Aim of the exercise
For the word "solutions", report how many lines of the records below contain it, and nothing more.

==== Raw data

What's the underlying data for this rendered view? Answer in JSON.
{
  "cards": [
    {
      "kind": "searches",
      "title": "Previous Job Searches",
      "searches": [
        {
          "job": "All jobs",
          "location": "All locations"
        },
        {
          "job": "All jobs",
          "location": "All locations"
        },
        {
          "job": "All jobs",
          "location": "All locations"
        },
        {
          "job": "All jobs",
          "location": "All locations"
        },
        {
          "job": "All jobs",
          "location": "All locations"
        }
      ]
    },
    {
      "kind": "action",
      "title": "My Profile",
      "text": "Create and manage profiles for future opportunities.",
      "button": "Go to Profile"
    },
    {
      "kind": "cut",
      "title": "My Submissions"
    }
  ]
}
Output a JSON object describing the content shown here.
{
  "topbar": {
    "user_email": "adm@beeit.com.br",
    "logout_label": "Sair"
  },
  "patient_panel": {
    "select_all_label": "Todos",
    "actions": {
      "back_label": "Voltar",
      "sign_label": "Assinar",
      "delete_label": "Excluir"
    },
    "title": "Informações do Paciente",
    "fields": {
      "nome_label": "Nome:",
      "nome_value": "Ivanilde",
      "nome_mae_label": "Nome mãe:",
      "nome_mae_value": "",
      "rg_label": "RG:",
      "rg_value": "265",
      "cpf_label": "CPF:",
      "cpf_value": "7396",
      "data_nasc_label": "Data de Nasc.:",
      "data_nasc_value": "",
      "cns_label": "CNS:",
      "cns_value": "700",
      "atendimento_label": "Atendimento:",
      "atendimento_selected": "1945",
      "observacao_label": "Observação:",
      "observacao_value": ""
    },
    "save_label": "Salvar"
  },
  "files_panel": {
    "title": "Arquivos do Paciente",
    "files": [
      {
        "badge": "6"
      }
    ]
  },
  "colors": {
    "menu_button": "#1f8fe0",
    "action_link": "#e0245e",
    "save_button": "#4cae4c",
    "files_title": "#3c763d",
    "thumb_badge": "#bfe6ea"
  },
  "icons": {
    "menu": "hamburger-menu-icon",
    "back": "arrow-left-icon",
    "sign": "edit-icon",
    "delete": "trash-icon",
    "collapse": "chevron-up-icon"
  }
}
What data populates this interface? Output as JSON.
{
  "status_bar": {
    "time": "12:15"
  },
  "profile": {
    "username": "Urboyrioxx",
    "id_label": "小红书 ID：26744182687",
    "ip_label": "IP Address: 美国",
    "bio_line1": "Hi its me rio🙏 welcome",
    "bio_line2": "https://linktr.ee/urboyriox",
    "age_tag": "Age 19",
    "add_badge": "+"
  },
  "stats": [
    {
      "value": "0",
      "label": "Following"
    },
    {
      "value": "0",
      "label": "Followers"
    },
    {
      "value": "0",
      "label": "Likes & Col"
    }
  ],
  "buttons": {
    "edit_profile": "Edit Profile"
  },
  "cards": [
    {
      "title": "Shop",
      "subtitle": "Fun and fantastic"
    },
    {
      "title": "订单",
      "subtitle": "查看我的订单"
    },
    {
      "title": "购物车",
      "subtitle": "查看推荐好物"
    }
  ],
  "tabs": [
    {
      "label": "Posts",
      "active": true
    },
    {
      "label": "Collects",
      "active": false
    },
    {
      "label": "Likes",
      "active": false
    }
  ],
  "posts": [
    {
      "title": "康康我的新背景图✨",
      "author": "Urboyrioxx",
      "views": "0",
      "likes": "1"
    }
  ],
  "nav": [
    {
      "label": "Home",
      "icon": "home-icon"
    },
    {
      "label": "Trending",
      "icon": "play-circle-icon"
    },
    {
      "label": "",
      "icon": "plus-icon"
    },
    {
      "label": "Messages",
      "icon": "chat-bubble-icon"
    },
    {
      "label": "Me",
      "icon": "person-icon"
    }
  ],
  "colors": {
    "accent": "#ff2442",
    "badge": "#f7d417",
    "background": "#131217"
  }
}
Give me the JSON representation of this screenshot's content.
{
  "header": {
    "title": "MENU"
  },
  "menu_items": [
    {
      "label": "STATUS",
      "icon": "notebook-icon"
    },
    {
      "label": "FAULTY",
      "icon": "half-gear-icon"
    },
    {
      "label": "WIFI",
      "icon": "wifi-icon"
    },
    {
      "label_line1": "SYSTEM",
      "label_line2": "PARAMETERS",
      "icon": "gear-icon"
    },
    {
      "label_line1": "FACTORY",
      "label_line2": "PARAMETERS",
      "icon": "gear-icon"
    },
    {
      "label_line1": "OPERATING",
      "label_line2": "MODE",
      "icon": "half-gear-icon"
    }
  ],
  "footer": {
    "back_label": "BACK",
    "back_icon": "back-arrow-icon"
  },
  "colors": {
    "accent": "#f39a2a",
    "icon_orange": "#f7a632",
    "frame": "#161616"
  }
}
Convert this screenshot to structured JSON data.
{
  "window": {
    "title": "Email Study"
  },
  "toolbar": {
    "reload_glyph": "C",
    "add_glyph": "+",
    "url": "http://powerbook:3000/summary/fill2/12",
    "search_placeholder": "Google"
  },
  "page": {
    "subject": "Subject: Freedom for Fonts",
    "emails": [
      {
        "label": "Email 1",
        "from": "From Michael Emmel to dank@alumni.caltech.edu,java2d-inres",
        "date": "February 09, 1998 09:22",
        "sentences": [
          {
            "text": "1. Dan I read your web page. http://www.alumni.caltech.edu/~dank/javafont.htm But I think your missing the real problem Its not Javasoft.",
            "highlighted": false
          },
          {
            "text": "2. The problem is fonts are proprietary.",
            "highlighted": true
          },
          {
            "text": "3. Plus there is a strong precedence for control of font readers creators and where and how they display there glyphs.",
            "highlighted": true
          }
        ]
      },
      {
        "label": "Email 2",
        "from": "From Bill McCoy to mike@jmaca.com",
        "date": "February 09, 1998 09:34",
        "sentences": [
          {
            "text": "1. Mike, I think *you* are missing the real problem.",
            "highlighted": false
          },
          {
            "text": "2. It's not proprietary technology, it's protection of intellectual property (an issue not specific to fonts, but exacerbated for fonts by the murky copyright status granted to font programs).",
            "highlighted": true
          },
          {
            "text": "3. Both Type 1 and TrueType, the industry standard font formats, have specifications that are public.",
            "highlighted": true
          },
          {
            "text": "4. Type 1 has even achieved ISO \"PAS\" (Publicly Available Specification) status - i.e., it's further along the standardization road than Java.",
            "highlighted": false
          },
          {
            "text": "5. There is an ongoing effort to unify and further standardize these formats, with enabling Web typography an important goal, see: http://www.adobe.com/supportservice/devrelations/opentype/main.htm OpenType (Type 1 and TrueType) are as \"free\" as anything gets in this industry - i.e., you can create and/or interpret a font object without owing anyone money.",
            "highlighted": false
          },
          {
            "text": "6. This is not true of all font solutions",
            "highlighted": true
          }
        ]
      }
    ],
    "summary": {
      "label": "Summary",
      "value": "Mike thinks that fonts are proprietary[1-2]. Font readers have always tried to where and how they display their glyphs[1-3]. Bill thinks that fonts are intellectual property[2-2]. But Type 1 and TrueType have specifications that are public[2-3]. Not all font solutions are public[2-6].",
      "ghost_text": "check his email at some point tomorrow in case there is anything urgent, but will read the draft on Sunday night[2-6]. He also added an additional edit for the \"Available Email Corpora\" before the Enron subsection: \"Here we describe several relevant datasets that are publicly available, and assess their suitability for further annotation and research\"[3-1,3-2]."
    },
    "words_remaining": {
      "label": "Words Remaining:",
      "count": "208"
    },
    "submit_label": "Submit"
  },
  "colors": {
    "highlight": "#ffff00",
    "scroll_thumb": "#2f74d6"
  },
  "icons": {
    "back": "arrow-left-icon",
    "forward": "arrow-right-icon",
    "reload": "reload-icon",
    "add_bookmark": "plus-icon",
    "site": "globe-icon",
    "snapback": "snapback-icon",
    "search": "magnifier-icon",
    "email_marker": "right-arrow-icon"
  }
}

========

Result for this task
2